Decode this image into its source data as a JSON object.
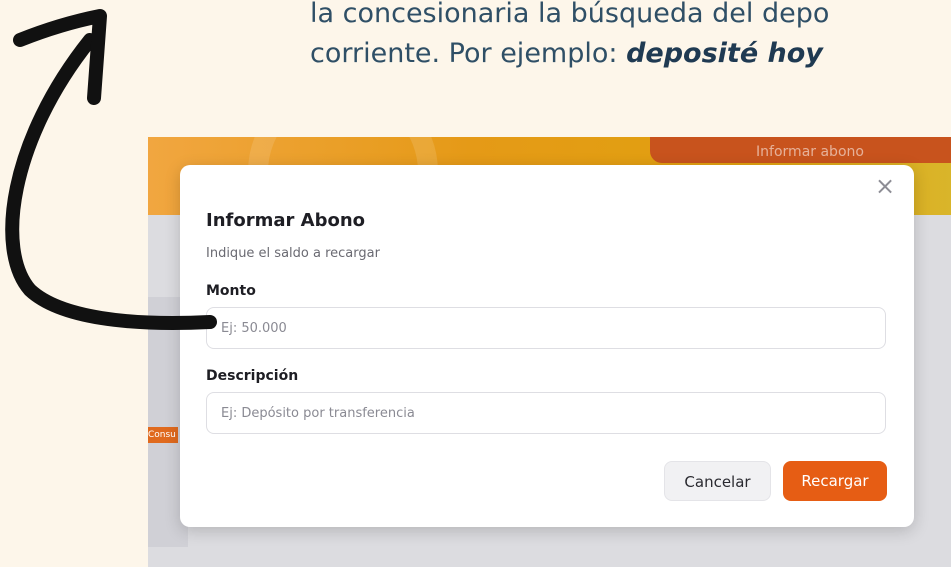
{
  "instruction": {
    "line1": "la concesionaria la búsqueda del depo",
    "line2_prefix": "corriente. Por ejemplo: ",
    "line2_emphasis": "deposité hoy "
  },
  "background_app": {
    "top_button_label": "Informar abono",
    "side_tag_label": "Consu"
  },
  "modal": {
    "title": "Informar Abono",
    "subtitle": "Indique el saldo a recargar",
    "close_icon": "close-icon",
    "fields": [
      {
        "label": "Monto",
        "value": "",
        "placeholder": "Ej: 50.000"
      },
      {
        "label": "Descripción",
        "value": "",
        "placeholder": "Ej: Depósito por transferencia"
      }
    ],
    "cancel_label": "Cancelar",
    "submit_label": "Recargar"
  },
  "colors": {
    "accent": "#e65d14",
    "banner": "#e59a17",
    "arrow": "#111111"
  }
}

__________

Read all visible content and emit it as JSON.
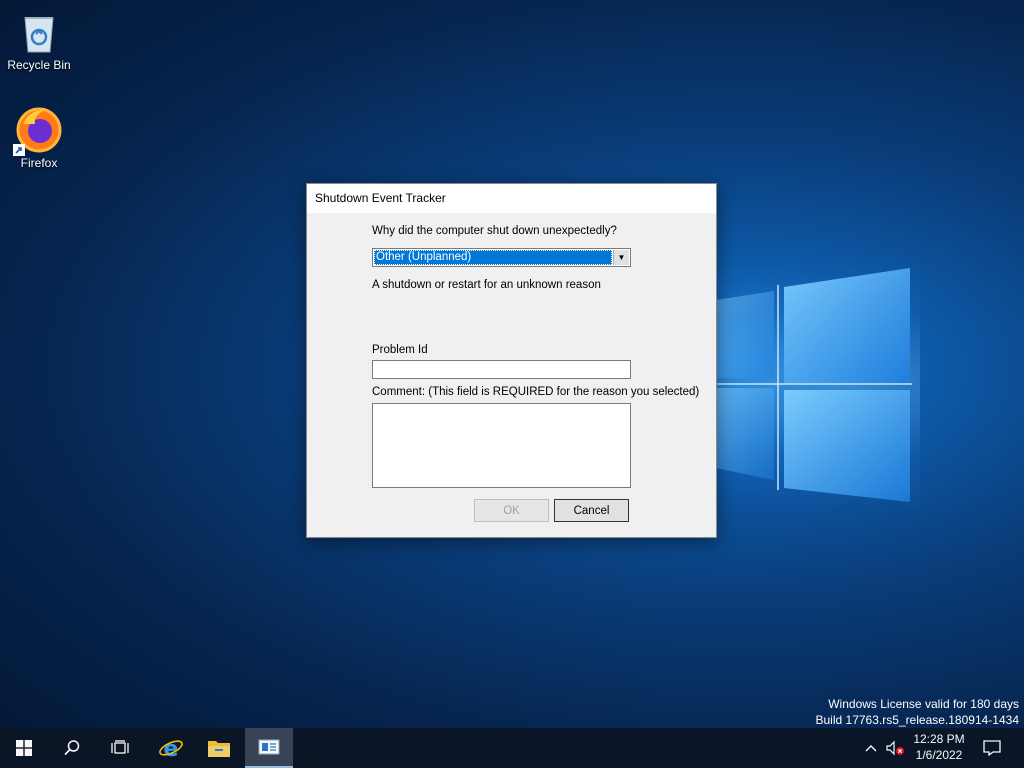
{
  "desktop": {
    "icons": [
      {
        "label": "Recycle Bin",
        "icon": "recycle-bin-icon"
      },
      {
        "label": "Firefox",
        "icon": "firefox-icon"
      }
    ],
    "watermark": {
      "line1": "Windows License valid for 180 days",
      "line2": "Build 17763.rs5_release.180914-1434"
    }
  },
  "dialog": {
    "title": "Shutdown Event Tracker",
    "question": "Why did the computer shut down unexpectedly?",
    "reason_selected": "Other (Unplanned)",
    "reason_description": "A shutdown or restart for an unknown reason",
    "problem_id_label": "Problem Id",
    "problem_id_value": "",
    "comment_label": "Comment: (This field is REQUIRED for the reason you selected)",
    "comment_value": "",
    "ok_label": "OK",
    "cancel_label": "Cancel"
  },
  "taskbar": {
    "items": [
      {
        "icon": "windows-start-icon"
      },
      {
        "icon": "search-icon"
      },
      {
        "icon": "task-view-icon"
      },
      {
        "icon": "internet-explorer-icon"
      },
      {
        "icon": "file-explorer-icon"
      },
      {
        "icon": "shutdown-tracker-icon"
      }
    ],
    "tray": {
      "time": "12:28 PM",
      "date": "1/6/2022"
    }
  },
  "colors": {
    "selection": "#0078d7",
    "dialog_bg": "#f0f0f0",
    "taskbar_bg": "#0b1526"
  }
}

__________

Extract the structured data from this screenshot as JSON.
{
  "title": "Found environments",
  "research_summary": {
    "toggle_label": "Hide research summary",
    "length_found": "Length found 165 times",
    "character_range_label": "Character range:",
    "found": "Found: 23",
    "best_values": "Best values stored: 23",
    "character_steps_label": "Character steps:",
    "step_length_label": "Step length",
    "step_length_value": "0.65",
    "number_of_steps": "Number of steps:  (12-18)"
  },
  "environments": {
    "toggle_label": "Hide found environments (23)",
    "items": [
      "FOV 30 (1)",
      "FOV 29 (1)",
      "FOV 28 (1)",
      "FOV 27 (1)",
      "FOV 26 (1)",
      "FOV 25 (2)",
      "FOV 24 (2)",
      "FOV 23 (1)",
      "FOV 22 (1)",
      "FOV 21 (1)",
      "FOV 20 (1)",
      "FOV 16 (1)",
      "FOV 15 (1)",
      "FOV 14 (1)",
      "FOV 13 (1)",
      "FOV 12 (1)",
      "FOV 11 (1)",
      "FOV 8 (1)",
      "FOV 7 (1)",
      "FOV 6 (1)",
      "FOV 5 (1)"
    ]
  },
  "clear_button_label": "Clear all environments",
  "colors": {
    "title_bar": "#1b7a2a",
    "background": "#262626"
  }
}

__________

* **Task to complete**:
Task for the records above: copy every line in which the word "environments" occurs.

* **Solved problem**:
  "title": "Found environments",
  "environments": {
    "toggle_label": "Hide found environments (23)",
  "clear_button_label": "Clear all environments",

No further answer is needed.